Chicago: “The comic arts II; H. Allen Smith,” 1968-09-29, University of Maryland, American Archive of Public Broadcasting (GBH and the Library of Congress), Boston, MA and Washington, DC, accessed November 27, 2022, http://americanarchive.org/catalog/cpb-aacip-500-0g3h2259.
MLA: “The comic arts II; H. Allen Smith.” 1968-09-29. University of Maryland, American Archive of Public Broadcasting (GBH and the Library of Congress), Boston, MA and Washington, DC. Web. November 27, 2022. <http://americanarchive.org/catalog/cpb-aacip-500-0g3h2259>.

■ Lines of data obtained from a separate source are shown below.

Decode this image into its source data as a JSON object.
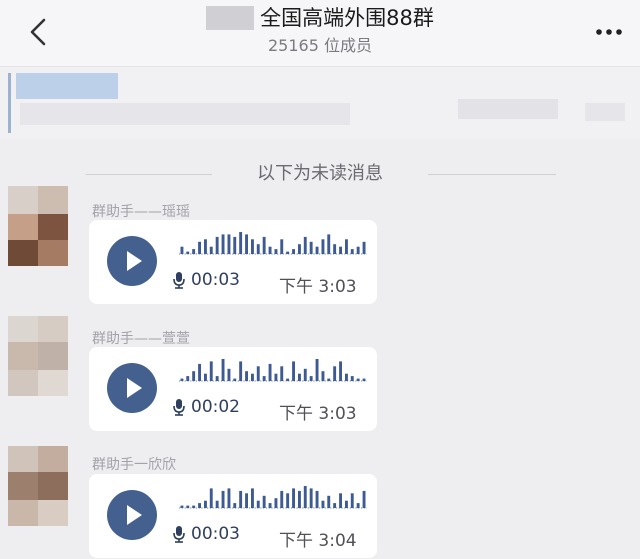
{
  "header": {
    "title": "全国高端外围88群",
    "member_count": "25165 位成员"
  },
  "divider": {
    "text": "以下为未读消息"
  },
  "messages": [
    {
      "sender": "群助手——瑶瑶",
      "duration": "00:03",
      "time": "下午  3:03"
    },
    {
      "sender": "群助手——萱萱",
      "duration": "00:02",
      "time": "下午  3:03"
    },
    {
      "sender": "群助手一欣欣",
      "duration": "00:03",
      "time": "下午  3:04"
    }
  ],
  "icons": {
    "back": "chevron-left-icon",
    "more": "more-icon",
    "play": "play-icon",
    "mic": "microphone-icon"
  },
  "colors": {
    "accent": "#44608f",
    "waveform": "#3d5a93"
  }
}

APA: The comic arts II; H. Allen Smith. Boston, MA: University of Maryland, American Archive of Public Broadcasting (GBH and the Library of Congress), Boston, MA and Washington, DC. Retrieved from http://americanarchive.org/catalog/cpb-aacip-500-0g3h2259